One feature of the old religions that was lost with the more transcendent interests of monotheism is the dedication to the earth. Religion, in its earliest forms, grew out of a profound awareness of human connections to the planet that was their home. Without our planet we do not thrive. Even though we’ve learned to catapult ourselves into space, our bodies don’t work so efficiently in zero gravity. (Read Mary Roach’s Packing for Mars for the gory details.) We evolved on and are part of the earth. Early peoples knew that instinctively. Their religion reflects that implicitly. Kindling a fire in winter is a small way of encouraging the light and warmth to return.

Stbrigid
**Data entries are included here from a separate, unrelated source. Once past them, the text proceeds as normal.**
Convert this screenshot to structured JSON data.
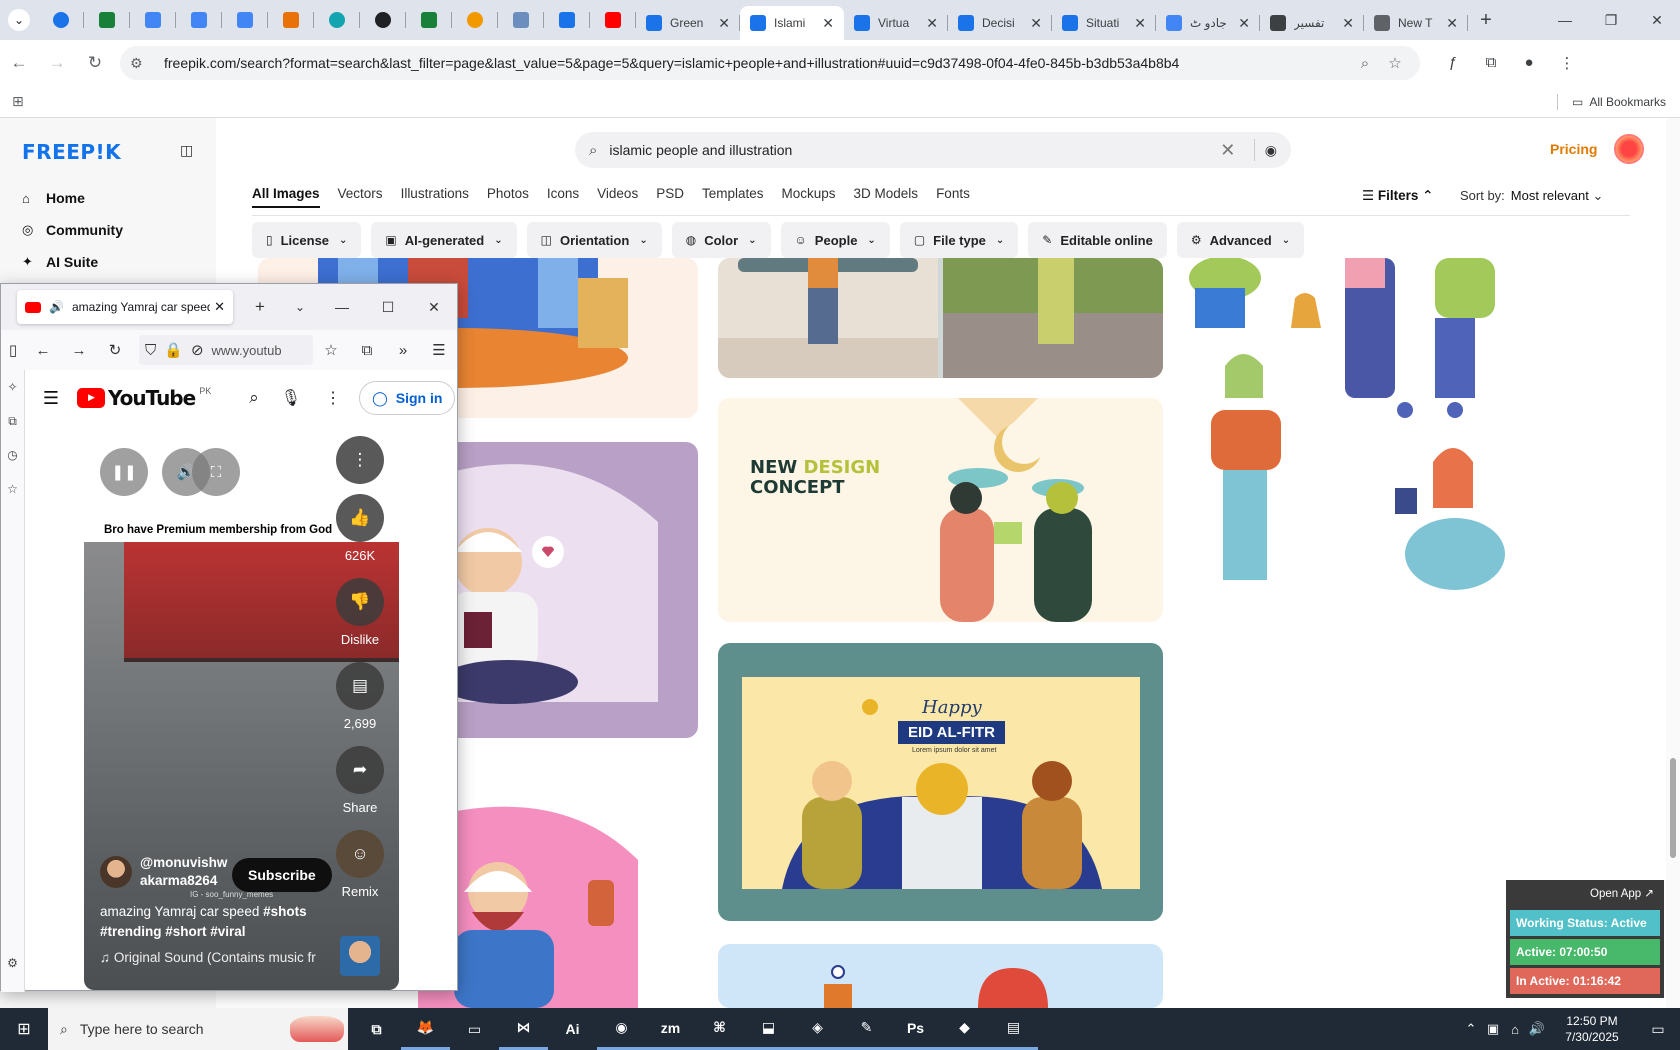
{
  "browser": {
    "tabs": [
      {
        "label": "Green",
        "color": "#1a73e8"
      },
      {
        "label": "Islami",
        "color": "#1a73e8",
        "active": true
      },
      {
        "label": "Virtua",
        "color": "#1a73e8"
      },
      {
        "label": "Decisi",
        "color": "#1a73e8"
      },
      {
        "label": "Situati",
        "color": "#1a73e8"
      },
      {
        "label": "جادو ٹ",
        "color": "#4285f4"
      },
      {
        "label": "تفسیر",
        "color": "#3c4043"
      },
      {
        "label": "New T",
        "color": "#5f6368"
      }
    ],
    "tab_close": "✕",
    "new_tab": "+",
    "url": "freepik.com/search?format=search&last_filter=page&last_value=5&page=5&query=islamic+people+and+illustration#uuid=c9d37498-0f04-4fe0-845b-b3db53a4b8b4",
    "all_bookmarks": "All Bookmarks"
  },
  "freepik": {
    "logo": "FREEP!K",
    "nav": [
      {
        "icon": "⌂",
        "label": "Home"
      },
      {
        "icon": "◎",
        "label": "Community"
      },
      {
        "icon": "✦",
        "label": "AI Suite"
      }
    ],
    "search_value": "islamic people and illustration",
    "pricing": "Pricing",
    "type_tabs": [
      "All Images",
      "Vectors",
      "Illustrations",
      "Photos",
      "Icons",
      "Videos",
      "PSD",
      "Templates",
      "Mockups",
      "3D Models",
      "Fonts"
    ],
    "filters_label": "Filters",
    "sort_label": "Sort by:",
    "sort_value": "Most relevant",
    "chips": [
      {
        "icon": "▯",
        "label": "License"
      },
      {
        "icon": "▣",
        "label": "AI-generated"
      },
      {
        "icon": "◫",
        "label": "Orientation"
      },
      {
        "icon": "◍",
        "label": "Color"
      },
      {
        "icon": "☺",
        "label": "People"
      },
      {
        "icon": "▢",
        "label": "File type"
      },
      {
        "icon": "✎",
        "label": "Editable online",
        "no_dropdown": true
      },
      {
        "icon": "⚙",
        "label": "Advanced"
      }
    ],
    "concept_line1": "NEW ",
    "concept_hl": "DESIGN",
    "concept_line2": "CONCEPT",
    "eid_happy": "Happy",
    "eid_title": "EID AL-FITR",
    "eid_sub": "Lorem ipsum dolor sit amet"
  },
  "firefox": {
    "tab_title": "amazing Yamraj car speed #",
    "url": "www.youtub"
  },
  "youtube": {
    "logo": "YouTube",
    "country": "PK",
    "sign_in": "Sign in",
    "top_caption": "Bro have Premium membership from God",
    "likes": "626K",
    "dislike": "Dislike",
    "comments": "2,699",
    "share": "Share",
    "remix": "Remix",
    "channel": "@monuvishwakarma8264",
    "subscribe": "Subscribe",
    "ig_tag": "IG - soo_funny_memes",
    "title_plain": "amazing Yamraj car speed ",
    "title_tags": "#shots #trending #short #viral",
    "sound": "Original Sound (Contains music fr"
  },
  "tracker": {
    "open_app": "Open App ↗",
    "working": "Working Status: Active",
    "active": "Active: 07:00:50",
    "inactive": "In Active: 01:16:42",
    "colors": {
      "working": "#52c0c8",
      "active": "#48b86a",
      "inactive": "#e0685a"
    }
  },
  "taskbar": {
    "search_placeholder": "Type here to search",
    "time": "12:50 PM",
    "date": "7/30/2025",
    "apps": [
      "⧉",
      "🦊",
      "▭",
      "⋈",
      "Ai",
      "◉",
      "zm",
      "⌘",
      "⬓",
      "◈",
      "✎",
      "Ps",
      "◆",
      "▤"
    ]
  }
}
Brighid, a goddess who represents the return to fertility with the earliest beginnings of spring, may also represent the earth. It will be at least another month or two before many of us will begin to see the hints of crocuses breaking through the wan grass, but Imbolc is all about turning that corner. The earth that seems to have forsaken us in the desolate winter is now about to welcome us back into the growing time. It is no wonder that, despite efforts of the missionaries, elements of the old religion remained. Whether with candles or bonfires, the pagan goddess Brighid, or the Christian Saint Brighid, ushers in February, our last full month of winter. And tomorrow, the groundhog will remind us once again that we are merely part of the earth.
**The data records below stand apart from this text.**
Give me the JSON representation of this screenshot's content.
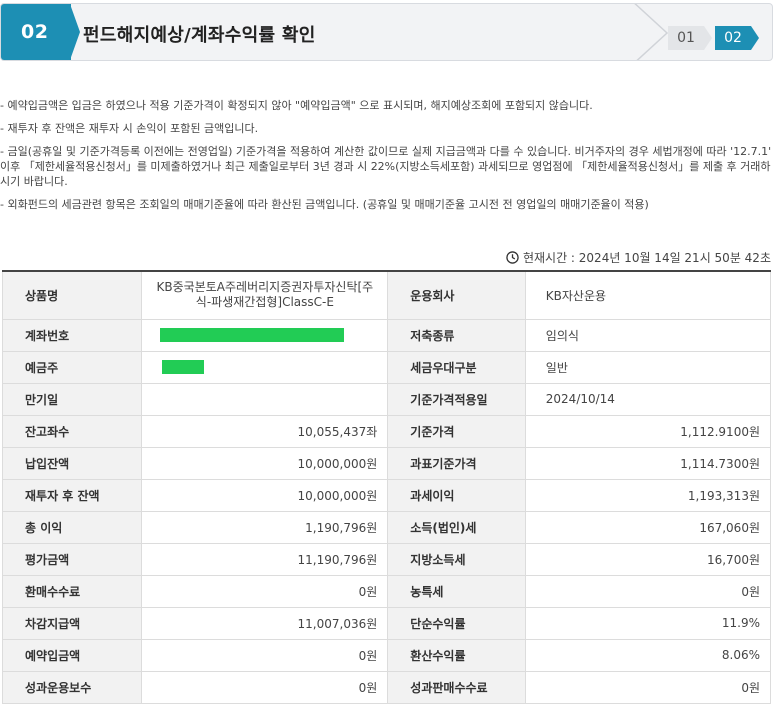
{
  "header": {
    "step_number": "02",
    "title": "펀드해지예상/계좌수익률 확인",
    "nav_steps": [
      "01",
      "02"
    ]
  },
  "notes": [
    "- 예약입금액은 입금은 하였으나 적용 기준가격이 확정되지 않아 \"예약입금액\" 으로 표시되며, 해지예상조회에 포함되지 않습니다.",
    "- 재투자 후 잔액은 재투자 시 손익이 포함된 금액입니다.",
    "- 금일(공휴일 및 기준가격등록 이전에는 전영업일) 기준가격을 적용하여 계산한 값이므로 실제 지급금액과 다를 수 있습니다. 비거주자의 경우 세법개정에 따라 '12.7.1' 이후 「제한세율적용신청서」를 미제출하였거나 최근 제출일로부터 3년 경과 시 22%(지방소득세포함) 과세되므로 영업점에 「제한세율적용신청서」를 제출 후 거래하시기 바랍니다.",
    "- 외화펀드의 세금관련 항목은 조회일의 매매기준율에 따라 환산된 금액입니다. (공휴일 및 매매기준율 고시전 전 영업일의 매매기준율이 적용)"
  ],
  "current_time": "현재시간 : 2024년 10월 14일 21시 50분 42초",
  "table": {
    "rows": [
      {
        "l1": "상품명",
        "v1": "KB중국본토A주레버리지증권자투자신탁[주식-파생재간접형]ClassC-E",
        "l2": "운용회사",
        "v2": "KB자산운용"
      },
      {
        "l1": "계좌번호",
        "v1": "",
        "l2": "저축종류",
        "v2": "임의식"
      },
      {
        "l1": "예금주",
        "v1": "",
        "l2": "세금우대구분",
        "v2": "일반"
      },
      {
        "l1": "만기일",
        "v1": "",
        "l2": "기준가격적용일",
        "v2": "2024/10/14"
      },
      {
        "l1": "잔고좌수",
        "v1": "10,055,437좌",
        "l2": "기준가격",
        "v2": "1,112.9100원"
      },
      {
        "l1": "납입잔액",
        "v1": "10,000,000원",
        "l2": "과표기준가격",
        "v2": "1,114.7300원"
      },
      {
        "l1": "재투자 후 잔액",
        "v1": "10,000,000원",
        "l2": "과세이익",
        "v2": "1,193,313원"
      },
      {
        "l1": "총 이익",
        "v1": "1,190,796원",
        "l2": "소득(법인)세",
        "v2": "167,060원"
      },
      {
        "l1": "평가금액",
        "v1": "11,190,796원",
        "l2": "지방소득세",
        "v2": "16,700원"
      },
      {
        "l1": "환매수수료",
        "v1": "0원",
        "l2": "농특세",
        "v2": "0원"
      },
      {
        "l1": "차감지급액",
        "v1": "11,007,036원",
        "l2": "단순수익률",
        "v2": "11.9%"
      },
      {
        "l1": "예약입금액",
        "v1": "0원",
        "l2": "환산수익률",
        "v2": "8.06%"
      },
      {
        "l1": "성과운용보수",
        "v1": "0원",
        "l2": "성과판매수수료",
        "v2": "0원"
      }
    ]
  },
  "colors": {
    "accent": "#1d8fb4",
    "mask": "#22cc55"
  }
}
Inter-species Prognostication

Groundhog Day is a holiday easily forgotten by all but Bill Murray fans and residents of Punxsutawney, Pennsylvania. The day, however, has a role deep in European folk religion that was reflected in the “cross-quarter days.” From ancient times, the four days of the year that fall precisely between the solstices and equinoxes were known as cross-quarter days, based on the day of the month that rent was due in England (“quarter days”). The Celts recognized this cross-quarter day in early February as Imbolc (later Christianized as Candlemas). Part of the folk religion held that animals had special powers on cross-quarter days, and that fair weather on Imbolc meant that more wintry weather was on the way.

In America, where Groundhog Day has its original burrow, the tradition began among German immigrants. The first historical reference to Groundhog Day was made in 1841 in Morgantown, Pennsylvania. By 1886 Punxsutawney had its groundhog Phil and the tradition has continued ever since.

Although it is a lighthearted holiday, I always tell my Hebrew Prophets class (which begins near Groundhog Day) that this is a form of socially accepted prognostication. Few believe that a marmot can predict the weather, but we like to believe that winter is on its way out when the cold starts to feel old and stubborn and we are ready for a few sunny days. The old tradition states that if Phil doesn’t see his shadow he won’t dash fearfully into his den and spring is on its way. Fact is, spring falls six weeks from Groundhog Day, so no matter what the rodent says, spring is on its way. Ancient religions always stress the hope that nature will continue as it has in the past and that spring will follow winter as it should. It is nevertheless a fun day to watch the largest member of the squirrel family amble out of his heated burrow, no doubt confused by all the furless bipeds standing around with cameras, and play the prophet for his fifteen minutes of national fame.

The world's hairiest prophet?